Entries from a dataset of interfaces:
-=-=-

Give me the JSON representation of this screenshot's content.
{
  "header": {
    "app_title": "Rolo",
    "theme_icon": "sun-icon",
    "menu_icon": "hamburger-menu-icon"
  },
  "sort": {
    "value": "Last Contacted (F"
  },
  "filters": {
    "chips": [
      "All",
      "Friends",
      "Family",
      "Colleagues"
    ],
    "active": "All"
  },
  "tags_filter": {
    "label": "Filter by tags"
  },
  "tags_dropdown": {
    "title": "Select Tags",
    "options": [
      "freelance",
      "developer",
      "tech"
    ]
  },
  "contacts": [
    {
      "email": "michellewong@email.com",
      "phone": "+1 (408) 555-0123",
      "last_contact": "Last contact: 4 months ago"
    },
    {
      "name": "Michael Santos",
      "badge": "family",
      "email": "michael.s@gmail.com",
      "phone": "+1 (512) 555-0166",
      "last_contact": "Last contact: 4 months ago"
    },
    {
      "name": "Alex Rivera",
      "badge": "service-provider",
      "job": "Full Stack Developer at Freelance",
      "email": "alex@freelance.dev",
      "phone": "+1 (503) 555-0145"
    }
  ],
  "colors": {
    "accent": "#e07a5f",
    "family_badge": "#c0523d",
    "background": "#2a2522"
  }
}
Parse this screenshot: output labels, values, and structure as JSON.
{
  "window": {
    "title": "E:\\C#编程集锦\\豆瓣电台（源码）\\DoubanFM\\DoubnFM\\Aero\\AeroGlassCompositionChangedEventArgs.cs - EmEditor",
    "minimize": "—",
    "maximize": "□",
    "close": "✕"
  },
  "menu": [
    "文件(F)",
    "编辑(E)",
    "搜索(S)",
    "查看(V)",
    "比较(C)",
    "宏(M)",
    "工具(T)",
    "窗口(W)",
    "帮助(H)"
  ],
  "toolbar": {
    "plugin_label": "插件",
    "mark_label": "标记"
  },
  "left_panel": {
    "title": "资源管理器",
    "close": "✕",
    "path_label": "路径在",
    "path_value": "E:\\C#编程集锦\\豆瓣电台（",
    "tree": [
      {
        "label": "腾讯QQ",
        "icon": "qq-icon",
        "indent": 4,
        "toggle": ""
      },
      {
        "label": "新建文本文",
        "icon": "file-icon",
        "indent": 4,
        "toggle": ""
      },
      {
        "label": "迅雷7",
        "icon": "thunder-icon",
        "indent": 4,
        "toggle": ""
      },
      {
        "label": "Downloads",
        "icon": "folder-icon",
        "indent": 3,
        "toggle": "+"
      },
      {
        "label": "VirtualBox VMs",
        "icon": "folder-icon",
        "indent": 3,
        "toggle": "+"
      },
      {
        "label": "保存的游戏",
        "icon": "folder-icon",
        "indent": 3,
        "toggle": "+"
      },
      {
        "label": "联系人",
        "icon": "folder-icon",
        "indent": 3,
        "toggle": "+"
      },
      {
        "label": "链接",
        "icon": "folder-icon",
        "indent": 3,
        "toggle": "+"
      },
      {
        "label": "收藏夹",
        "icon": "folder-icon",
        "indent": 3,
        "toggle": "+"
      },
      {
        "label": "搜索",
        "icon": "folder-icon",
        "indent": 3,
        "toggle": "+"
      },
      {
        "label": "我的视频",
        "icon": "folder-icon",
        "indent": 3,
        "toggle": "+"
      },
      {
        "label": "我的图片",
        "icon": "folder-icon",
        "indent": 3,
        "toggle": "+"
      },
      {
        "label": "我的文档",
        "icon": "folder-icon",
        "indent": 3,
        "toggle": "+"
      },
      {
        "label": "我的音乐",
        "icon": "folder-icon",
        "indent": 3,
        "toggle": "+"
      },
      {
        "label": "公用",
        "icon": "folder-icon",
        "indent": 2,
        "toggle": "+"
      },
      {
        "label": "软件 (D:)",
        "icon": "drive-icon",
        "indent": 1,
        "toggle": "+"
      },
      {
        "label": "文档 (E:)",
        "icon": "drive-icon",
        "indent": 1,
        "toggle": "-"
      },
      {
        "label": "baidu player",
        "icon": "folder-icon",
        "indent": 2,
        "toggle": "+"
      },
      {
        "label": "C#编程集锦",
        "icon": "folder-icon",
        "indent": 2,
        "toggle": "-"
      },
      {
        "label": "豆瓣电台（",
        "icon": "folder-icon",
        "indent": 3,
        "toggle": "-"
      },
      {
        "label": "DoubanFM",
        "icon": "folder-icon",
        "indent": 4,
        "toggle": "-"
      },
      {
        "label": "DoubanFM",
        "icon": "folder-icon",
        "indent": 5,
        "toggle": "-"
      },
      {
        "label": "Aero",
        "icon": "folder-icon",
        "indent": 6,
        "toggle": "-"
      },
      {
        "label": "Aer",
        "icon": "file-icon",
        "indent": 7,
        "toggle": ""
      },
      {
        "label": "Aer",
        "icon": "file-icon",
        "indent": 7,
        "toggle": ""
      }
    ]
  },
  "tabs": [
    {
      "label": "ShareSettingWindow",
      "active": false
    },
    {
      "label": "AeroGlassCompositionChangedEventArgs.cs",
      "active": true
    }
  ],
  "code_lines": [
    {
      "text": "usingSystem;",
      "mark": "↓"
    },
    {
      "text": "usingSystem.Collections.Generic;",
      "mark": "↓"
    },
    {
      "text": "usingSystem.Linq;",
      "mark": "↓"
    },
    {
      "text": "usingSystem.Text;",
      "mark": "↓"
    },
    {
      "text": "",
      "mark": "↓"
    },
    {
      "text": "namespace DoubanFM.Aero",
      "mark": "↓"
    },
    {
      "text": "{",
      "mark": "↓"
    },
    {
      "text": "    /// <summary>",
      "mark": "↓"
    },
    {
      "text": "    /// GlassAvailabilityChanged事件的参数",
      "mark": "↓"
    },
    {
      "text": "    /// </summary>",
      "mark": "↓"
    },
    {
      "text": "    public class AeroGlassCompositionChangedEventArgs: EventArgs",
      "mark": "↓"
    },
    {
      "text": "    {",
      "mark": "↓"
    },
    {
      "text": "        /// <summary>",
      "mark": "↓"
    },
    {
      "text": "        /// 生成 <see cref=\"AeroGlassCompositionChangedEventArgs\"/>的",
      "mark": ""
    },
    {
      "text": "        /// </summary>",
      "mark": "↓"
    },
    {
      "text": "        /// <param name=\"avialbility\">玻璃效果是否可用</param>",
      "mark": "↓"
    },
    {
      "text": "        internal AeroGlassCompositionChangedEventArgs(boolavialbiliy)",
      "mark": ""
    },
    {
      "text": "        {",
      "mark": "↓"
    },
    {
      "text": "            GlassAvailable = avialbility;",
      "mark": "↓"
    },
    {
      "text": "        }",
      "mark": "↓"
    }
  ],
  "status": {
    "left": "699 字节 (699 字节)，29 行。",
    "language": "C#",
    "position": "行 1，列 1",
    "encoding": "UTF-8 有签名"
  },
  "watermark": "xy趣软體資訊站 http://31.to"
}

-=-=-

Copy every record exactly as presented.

Result of this task:
Give me the JSON representation of this screenshot's content.
{
  "header": {
    "app_title": "Rolo",
    "theme_icon": "sun-icon",
    "menu_icon": "hamburger-menu-icon"
  },
  "sort": {
    "value": "Last Contacted (F"
  },
  "filters": {
    "chips": [
      "All",
      "Friends",
      "Family",
      "Colleagues"
    ],
    "active": "All"
  },
  "tags_filter": {
    "label": "Filter by tags"
  },
  "tags_dropdown": {
    "title": "Select Tags",
    "options": [
      "freelance",
      "developer",
      "tech"
    ]
  },
  "contacts": [
    {
      "email": "michellewong@email.com",
      "phone": "+1 (408) 555-0123",
      "last_contact": "Last contact: 4 months ago"
    },
    {
      "name": "Michael Santos",
      "badge": "family",
      "email": "michael.s@gmail.com",
      "phone": "+1 (512) 555-0166",
      "last_contact": "Last contact: 4 months ago"
    },
    {
      "name": "Alex Rivera",
      "badge": "service-provider",
      "job": "Full Stack Developer at Freelance",
      "email": "alex@freelance.dev",
      "phone": "+1 (503) 555-0145"
    }
  ],
  "colors": {
    "accent": "#e07a5f",
    "family_badge": "#c0523d",
    "background": "#2a2522"
  }
}
Parse this screenshot: output labels, values, and structure as JSON.
{
  "window": {
    "title": "E:\\C#编程集锦\\豆瓣电台（源码）\\DoubanFM\\DoubnFM\\Aero\\AeroGlassCompositionChangedEventArgs.cs - EmEditor",
    "minimize": "—",
    "maximize": "□",
    "close": "✕"
  },
  "menu": [
    "文件(F)",
    "编辑(E)",
    "搜索(S)",
    "查看(V)",
    "比较(C)",
    "宏(M)",
    "工具(T)",
    "窗口(W)",
    "帮助(H)"
  ],
  "toolbar": {
    "plugin_label": "插件",
    "mark_label": "标记"
  },
  "left_panel": {
    "title": "资源管理器",
    "close": "✕",
    "path_label": "路径在",
    "path_value": "E:\\C#编程集锦\\豆瓣电台（",
    "tree": [
      {
        "label": "腾讯QQ",
        "icon": "qq-icon",
        "indent": 4,
        "toggle": ""
      },
      {
        "label": "新建文本文",
        "icon": "file-icon",
        "indent": 4,
        "toggle": ""
      },
      {
        "label": "迅雷7",
        "icon": "thunder-icon",
        "indent": 4,
        "toggle": ""
      },
      {
        "label": "Downloads",
        "icon": "folder-icon",
        "indent": 3,
        "toggle": "+"
      },
      {
        "label": "VirtualBox VMs",
        "icon": "folder-icon",
        "indent": 3,
        "toggle": "+"
      },
      {
        "label": "保存的游戏",
        "icon": "folder-icon",
        "indent": 3,
        "toggle": "+"
      },
      {
        "label": "联系人",
        "icon": "folder-icon",
        "indent": 3,
        "toggle": "+"
      },
      {
        "label": "链接",
        "icon": "folder-icon",
        "indent": 3,
        "toggle": "+"
      },
      {
        "label": "收藏夹",
        "icon": "folder-icon",
        "indent": 3,
        "toggle": "+"
      },
      {
        "label": "搜索",
        "icon": "folder-icon",
        "indent": 3,
        "toggle": "+"
      },
      {
        "label": "我的视频",
        "icon": "folder-icon",
        "indent": 3,
        "toggle": "+"
      },
      {
        "label": "我的图片",
        "icon": "folder-icon",
        "indent": 3,
        "toggle": "+"
      },
      {
        "label": "我的文档",
        "icon": "folder-icon",
        "indent": 3,
        "toggle": "+"
      },
      {
        "label": "我的音乐",
        "icon": "folder-icon",
        "indent": 3,
        "toggle": "+"
      },
      {
        "label": "公用",
        "icon": "folder-icon",
        "indent": 2,
        "toggle": "+"
      },
      {
        "label": "软件 (D:)",
        "icon": "drive-icon",
        "indent": 1,
        "toggle": "+"
      },
      {
        "label": "文档 (E:)",
        "icon": "drive-icon",
        "indent": 1,
        "toggle": "-"
      },
      {
        "label": "baidu player",
        "icon": "folder-icon",
        "indent": 2,
        "toggle": "+"
      },
      {
        "label": "C#编程集锦",
        "icon": "folder-icon",
        "indent": 2,
        "toggle": "-"
      },
      {
        "label": "豆瓣电台（",
        "icon": "folder-icon",
        "indent": 3,
        "toggle": "-"
      },
      {
        "label": "DoubanFM",
        "icon": "folder-icon",
        "indent": 4,
        "toggle": "-"
      },
      {
        "label": "DoubanFM",
        "icon": "folder-icon",
        "indent": 5,
        "toggle": "-"
      },
      {
        "label": "Aero",
        "icon": "folder-icon",
        "indent": 6,
        "toggle": "-"
      },
      {
        "label": "Aer",
        "icon": "file-icon",
        "indent": 7,
        "toggle": ""
      },
      {
        "label": "Aer",
        "icon": "file-icon",
        "indent": 7,
        "toggle": ""
      }
    ]
  },
  "tabs": [
    {
      "label": "ShareSettingWindow",
      "active": false
    },
    {
      "label": "AeroGlassCompositionChangedEventArgs.cs",
      "active": true
    }
  ],
  "code_lines": [
    {
      "text": "usingSystem;",
      "mark": "↓"
    },
    {
      "text": "usingSystem.Collections.Generic;",
      "mark": "↓"
    },
    {
      "text": "usingSystem.Linq;",
      "mark": "↓"
    },
    {
      "text": "usingSystem.Text;",
      "mark": "↓"
    },
    {
      "text": "",
      "mark": "↓"
    },
    {
      "text": "namespace DoubanFM.Aero",
      "mark": "↓"
    },
    {
      "text": "{",
      "mark": "↓"
    },
    {
      "text": "    /// <summary>",
      "mark": "↓"
    },
    {
      "text": "    /// GlassAvailabilityChanged事件的参数",
      "mark": "↓"
    },
    {
      "text": "    /// </summary>",
      "mark": "↓"
    },
    {
      "text": "    public class AeroGlassCompositionChangedEventArgs: EventArgs",
      "mark": "↓"
    },
    {
      "text": "    {",
      "mark": "↓"
    },
    {
      "text": "        /// <summary>",
      "mark": "↓"
    },
    {
      "text": "        /// 生成 <see cref=\"AeroGlassCompositionChangedEventArgs\"/>的",
      "mark": ""
    },
    {
      "text": "        /// </summary>",
      "mark": "↓"
    },
    {
      "text": "        /// <param name=\"avialbility\">玻璃效果是否可用</param>",
      "mark": "↓"
    },
    {
      "text": "        internal AeroGlassCompositionChangedEventArgs(boolavialbiliy)",
      "mark": ""
    },
    {
      "text": "        {",
      "mark": "↓"
    },
    {
      "text": "            GlassAvailable = avialbility;",
      "mark": "↓"
    },
    {
      "text": "        }",
      "mark": "↓"
    }
  ],
  "status": {
    "left": "699 字节 (699 字节)，29 行。",
    "language": "C#",
    "position": "行 1，列 1",
    "encoding": "UTF-8 有签名"
  },
  "watermark": "xy趣软體資訊站 http://31.to"
}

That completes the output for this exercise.